Organizations are just now beginning to leverage new NoSQL database technologies without schemas to manage data variety, databases such as MarkLogic 7 enable triple stores, or what some might call a graph database to understand the interrelationships between the data types. Triple stores are unlike tabular RDBMS in that the data is stored in single row sequence of subject, predicate and object and is linked through semantic relationships. This new and powerful technology approach addresses the “variety” issue of big data that early big data implementers are encountering today. And may provide lightening search speed for the users and nearly instant gratification in the information discovery process.

MarkLogic Semantics for example, provides a specialized triple index that enables industry-standard SPARQL queries to be combined with queries against documents and values, ensuring that all relevant information is delivered in applications and analytic reports. A great MarkLogic bog on its functionality is Adam’s blog

Another great example of NoSQL databases in action is their use in social media dating sites such as the UK’s Badoo, the world’s largest and fastest growing social media site for meeting new people. Marketers at Badoo are conducting high speed analytics from social media interactions staged on a NoSQL database platform to enhance real-time data about events occurring in their user base.


According to recent Gartner research conducted this year, only 6% of organizations worldwide are implementing big data initiatives directly related to databases and their infrastructure. Another 20% are in the planning and/or piloting stage of big data deployments. In the final analysis what this means is that most organizations are in the early “adopter stage” of big data project implementation and have not encountered all the issues associated with the three Vs of big data. What keeps CEOs up at night is the disruptive information that they don’t know about and haven’t discovered yet.

Technology is still one of the most important competitive weapons available to business. In our last blog on sematology we elaborated on the use of biological terms in computing jargon. Interestingly, the newest frontier of computing involves the creation of new processors that mimic biological synapses, which simulate neural networks. According to an article in the Sunday’s December 29th NYT, Google researchers created a neural network that scanned 10 million images and through machine learning trained itself to recognize cats. There is no doubt that neuromorphic processors will play a seminal role in future information discovery, which is so dependent on complicated algorithms and statistics oriented programming today.
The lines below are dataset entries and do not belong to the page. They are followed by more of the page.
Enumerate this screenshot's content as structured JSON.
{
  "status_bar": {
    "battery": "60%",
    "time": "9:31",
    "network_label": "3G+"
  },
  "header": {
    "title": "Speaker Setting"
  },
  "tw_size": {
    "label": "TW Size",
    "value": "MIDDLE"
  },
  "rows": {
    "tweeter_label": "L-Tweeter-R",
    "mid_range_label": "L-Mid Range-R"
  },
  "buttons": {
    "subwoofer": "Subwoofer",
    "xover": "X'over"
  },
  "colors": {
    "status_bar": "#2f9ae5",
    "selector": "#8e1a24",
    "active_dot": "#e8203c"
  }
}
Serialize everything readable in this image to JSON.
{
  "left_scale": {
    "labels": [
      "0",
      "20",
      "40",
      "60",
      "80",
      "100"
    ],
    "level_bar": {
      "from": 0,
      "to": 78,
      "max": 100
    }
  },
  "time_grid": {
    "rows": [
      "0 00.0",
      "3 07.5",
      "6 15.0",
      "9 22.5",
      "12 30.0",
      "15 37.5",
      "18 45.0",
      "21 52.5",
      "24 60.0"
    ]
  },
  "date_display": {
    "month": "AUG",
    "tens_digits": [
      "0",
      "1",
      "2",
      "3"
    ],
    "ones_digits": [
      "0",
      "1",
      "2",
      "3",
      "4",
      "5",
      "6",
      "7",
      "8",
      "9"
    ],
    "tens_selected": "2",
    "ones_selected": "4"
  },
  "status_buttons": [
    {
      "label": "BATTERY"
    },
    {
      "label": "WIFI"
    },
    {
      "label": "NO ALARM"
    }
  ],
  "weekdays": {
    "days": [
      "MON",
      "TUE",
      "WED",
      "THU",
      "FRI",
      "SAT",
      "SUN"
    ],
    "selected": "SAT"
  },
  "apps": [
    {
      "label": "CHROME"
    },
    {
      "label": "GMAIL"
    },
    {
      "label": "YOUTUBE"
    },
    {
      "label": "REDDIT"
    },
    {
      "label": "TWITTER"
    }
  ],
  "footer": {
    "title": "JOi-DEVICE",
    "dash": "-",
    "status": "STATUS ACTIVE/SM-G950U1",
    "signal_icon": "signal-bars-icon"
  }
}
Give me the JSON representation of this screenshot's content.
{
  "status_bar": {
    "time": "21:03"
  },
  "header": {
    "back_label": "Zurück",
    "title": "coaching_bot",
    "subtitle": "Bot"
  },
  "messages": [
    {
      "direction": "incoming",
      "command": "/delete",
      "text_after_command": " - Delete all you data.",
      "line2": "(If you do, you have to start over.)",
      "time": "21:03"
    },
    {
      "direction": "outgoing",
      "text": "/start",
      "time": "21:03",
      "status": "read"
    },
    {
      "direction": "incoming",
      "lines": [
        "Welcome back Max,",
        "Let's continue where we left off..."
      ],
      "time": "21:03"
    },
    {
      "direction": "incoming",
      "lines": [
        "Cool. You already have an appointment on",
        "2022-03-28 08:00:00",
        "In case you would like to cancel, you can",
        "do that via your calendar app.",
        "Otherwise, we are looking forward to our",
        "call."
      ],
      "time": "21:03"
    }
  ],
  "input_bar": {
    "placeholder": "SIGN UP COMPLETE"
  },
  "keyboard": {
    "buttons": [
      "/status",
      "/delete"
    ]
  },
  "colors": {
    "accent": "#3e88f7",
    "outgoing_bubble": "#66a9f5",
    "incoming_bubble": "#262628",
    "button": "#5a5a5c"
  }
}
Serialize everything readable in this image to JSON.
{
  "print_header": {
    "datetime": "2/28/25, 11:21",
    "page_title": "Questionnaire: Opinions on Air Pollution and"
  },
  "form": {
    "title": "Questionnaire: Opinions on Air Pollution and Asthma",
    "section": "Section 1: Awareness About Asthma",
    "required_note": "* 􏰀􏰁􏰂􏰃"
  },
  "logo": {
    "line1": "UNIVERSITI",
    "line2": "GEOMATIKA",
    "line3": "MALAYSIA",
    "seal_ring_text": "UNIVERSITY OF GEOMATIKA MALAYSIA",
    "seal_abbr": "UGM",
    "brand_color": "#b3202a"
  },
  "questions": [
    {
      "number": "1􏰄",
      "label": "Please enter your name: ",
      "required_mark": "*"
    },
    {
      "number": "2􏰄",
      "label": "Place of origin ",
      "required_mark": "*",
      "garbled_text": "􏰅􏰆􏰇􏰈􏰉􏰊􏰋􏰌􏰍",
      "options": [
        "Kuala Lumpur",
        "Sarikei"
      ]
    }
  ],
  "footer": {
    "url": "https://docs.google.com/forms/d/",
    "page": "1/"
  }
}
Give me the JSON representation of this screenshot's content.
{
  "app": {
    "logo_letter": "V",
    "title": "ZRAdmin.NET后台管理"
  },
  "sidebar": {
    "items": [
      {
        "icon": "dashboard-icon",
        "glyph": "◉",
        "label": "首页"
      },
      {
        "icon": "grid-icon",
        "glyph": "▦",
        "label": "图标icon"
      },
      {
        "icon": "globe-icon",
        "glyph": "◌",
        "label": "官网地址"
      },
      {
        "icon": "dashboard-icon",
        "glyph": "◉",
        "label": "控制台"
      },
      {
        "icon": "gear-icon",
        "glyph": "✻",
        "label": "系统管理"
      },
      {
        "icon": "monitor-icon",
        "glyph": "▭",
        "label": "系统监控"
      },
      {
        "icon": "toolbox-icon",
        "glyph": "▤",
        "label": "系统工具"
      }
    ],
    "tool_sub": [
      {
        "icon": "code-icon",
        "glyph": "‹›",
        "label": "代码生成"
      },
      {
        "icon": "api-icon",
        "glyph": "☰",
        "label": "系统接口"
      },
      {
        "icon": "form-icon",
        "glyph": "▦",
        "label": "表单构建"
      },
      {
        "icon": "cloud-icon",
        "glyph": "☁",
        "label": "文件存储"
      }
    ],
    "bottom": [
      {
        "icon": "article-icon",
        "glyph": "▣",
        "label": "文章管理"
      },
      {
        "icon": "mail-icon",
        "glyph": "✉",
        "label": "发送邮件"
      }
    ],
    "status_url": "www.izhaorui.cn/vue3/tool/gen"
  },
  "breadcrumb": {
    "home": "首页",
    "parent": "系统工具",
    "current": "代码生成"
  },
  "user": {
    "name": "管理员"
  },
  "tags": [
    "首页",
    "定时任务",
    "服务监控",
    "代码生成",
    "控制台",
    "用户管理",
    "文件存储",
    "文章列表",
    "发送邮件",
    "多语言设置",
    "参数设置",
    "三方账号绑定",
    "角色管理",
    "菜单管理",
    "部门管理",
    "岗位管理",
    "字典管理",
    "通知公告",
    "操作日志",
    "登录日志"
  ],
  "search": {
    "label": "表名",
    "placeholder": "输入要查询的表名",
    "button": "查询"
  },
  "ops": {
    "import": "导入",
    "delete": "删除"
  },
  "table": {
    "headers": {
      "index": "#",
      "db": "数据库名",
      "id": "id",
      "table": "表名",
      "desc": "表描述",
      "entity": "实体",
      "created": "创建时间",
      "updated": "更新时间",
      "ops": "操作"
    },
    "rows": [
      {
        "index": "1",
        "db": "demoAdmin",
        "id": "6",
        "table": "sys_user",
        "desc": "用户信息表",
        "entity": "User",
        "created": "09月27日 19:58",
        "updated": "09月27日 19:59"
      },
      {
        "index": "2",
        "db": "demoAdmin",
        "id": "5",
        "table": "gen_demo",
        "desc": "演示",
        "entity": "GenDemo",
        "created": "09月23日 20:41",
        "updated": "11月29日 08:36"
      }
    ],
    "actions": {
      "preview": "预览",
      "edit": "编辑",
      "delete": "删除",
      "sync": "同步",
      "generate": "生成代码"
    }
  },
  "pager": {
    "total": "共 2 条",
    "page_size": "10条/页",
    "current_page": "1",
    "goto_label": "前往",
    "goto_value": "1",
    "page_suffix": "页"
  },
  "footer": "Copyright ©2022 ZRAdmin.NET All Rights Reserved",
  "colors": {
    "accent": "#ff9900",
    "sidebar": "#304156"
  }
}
Until then searching and discovering all relevant information in most organizations is like a luckless dream that never ends but keeps promising a great ending.